On the same day 14 contestants moved into ABC’s new Glass House — a makeshift home packed with cameras and one-way mirrors that’s been erected in a San Fernando Valley soundstage — the network filed a counterclaim in court Monday in an attempt to stop CBS from blocking its June 18 premiere.
Last week, CBS asked a federal judge to prevent ABC from broadcasting the hidden camera show that looks similar to CBS’ Big Brother. Among the Eye’s many arguments: Glass House has hired up to 28 former BB staffers, and that its executive producer relied and even copied a BB manual to use on the ABC show. In its filing Monday, ABC refers to CBS’ own “tacit” admissions by saying “none of the alleged similarities shared by Big Brother and The Glass House involve copyright protectable elements — they are all generic staples of the reality show genre: people living in a house, competing with each other to avoid elimination, and winning a prize.” ABC also argues that the inner-workings of BB are hardly a secret; journalists are routinely given tours and a You Tube video is available that shows the behind-the-scenes workings, the filing states.
“There was no conspiracy to hire away Big Brother employees,” the filing goes on to say. “To the contrary, in reality TV production, nearly everyone works as a freelancer moving from show to show, network to network.
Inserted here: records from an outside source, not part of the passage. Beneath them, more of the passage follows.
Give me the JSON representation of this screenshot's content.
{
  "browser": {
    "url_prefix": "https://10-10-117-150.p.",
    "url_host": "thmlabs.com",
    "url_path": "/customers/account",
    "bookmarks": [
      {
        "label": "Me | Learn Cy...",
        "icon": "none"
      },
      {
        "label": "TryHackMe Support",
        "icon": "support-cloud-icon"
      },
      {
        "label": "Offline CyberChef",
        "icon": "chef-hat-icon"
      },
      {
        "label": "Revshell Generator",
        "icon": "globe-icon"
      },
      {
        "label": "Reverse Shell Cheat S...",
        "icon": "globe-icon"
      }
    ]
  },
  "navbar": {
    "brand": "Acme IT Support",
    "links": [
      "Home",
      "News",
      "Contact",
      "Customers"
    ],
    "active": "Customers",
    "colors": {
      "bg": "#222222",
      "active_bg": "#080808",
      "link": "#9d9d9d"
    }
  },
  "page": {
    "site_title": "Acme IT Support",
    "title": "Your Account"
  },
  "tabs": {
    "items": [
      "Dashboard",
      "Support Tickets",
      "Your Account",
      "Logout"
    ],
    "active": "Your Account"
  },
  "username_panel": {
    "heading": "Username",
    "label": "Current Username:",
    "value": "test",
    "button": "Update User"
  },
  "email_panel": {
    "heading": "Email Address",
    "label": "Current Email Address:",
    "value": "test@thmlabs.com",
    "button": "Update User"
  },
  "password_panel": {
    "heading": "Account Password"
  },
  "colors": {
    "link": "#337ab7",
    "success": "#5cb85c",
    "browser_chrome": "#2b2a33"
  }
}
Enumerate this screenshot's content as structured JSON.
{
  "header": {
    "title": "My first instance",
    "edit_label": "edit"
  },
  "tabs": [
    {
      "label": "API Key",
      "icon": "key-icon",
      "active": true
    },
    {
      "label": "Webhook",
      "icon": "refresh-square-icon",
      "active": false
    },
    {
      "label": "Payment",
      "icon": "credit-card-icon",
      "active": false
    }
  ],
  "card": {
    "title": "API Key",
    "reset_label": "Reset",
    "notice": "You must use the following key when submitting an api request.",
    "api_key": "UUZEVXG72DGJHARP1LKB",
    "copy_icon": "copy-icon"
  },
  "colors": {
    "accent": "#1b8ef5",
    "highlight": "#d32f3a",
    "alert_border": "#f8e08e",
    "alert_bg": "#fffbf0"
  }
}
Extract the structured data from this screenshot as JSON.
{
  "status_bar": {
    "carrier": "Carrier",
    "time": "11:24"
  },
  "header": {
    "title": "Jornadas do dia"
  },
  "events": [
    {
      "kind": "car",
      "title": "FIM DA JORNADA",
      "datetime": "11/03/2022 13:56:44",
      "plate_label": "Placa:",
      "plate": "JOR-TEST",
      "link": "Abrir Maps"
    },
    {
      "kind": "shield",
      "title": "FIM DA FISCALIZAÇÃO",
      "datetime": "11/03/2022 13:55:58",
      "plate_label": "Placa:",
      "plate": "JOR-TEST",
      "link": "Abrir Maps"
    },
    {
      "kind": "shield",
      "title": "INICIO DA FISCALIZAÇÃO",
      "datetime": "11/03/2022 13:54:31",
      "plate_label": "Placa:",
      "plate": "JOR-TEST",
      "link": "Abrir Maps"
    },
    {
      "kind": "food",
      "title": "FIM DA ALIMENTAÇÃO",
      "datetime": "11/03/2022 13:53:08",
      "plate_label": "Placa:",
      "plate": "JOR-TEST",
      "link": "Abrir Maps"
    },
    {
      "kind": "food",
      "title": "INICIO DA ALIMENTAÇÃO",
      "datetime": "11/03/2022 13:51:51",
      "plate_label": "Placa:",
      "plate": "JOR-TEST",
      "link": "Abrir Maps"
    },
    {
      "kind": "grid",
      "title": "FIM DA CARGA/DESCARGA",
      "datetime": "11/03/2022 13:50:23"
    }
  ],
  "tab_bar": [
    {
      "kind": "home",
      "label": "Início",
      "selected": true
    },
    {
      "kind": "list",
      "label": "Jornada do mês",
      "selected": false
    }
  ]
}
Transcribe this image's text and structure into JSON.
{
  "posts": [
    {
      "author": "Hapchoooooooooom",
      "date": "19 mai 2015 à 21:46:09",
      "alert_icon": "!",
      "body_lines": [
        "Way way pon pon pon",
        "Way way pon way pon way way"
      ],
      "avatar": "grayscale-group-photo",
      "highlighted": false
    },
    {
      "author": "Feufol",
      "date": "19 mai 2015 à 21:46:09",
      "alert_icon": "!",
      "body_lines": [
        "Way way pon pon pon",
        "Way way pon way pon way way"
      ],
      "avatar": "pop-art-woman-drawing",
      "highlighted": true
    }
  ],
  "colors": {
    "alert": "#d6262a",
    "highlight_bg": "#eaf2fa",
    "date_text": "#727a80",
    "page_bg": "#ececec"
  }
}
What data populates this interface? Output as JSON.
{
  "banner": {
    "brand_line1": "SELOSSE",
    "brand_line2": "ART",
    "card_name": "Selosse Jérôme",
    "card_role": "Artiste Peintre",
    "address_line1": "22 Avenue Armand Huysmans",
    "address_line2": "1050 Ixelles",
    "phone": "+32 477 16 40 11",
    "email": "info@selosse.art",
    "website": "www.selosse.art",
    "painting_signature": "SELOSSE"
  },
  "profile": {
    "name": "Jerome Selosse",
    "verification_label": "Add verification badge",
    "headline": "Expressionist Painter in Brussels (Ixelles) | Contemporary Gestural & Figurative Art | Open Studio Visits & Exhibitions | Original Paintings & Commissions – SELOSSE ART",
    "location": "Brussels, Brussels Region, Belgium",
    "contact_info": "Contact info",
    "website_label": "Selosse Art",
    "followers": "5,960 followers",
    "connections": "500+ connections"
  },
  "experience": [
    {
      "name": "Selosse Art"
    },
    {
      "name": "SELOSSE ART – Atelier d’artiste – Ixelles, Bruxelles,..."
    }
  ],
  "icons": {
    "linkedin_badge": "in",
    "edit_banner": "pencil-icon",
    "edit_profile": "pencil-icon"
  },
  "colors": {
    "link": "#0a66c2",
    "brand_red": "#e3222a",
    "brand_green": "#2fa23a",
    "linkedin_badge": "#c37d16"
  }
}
Workers often follow a showrunner (like Kenny Rosen, The Glass House’s showrunner) with whom they like working.”
The filing also states that ABC’s “innovative new show” has already racked up $16 million in promotion costs and that postponing its debut “would seriously undermine the show’s potential success.” CBS quickly responded with this statement: “We believe that our filing last week, the testimony from copyright expert Jeff Rovin and The Glass House producer’s own deposition speak for themselves and speak loudly on our behalf. Nothing in the defendants’ submission can change the basic facts.”
U.S. District Judge Gary Feess promised an expedited hearing, though no date has been set.
Meanwhile, journalists were given a sneak peek of The Glass House, which is located in a two-story soundstage in the San Fernando Valley area of Van Nuys, Calif — roughly 10 miles away from the Studio City, Calif. location of the Big Brother house. Like Big Brother, contestants of Glass House will spend their days and nights inside a house while 50 cameras watch their every move. There are also weekly challenges and opportunities to watch the house via the internet, similar staples of Big Brother.
Unlike the CBS show, however, the contestants of Glass House leave the house and are sequestered for a two-day period while viewers, not their fellow contestants, decide who to evict. The audience, in fact, will have a big say on what happens inside the house — like where the contestants sleep and what they eat. (It also has no Julie Chen-like host to tell the contestants what to do).
In an interview with reporters last week, Executive Producer Rosen said he went out of his way to find contestants with “redeemable” qualities because ultimately, they must convince viewers to keep them in the house. The last one standing wins $250,000.
“They’ll leave here as better people than when they arrived,” Rosen said.
Here are images from the house: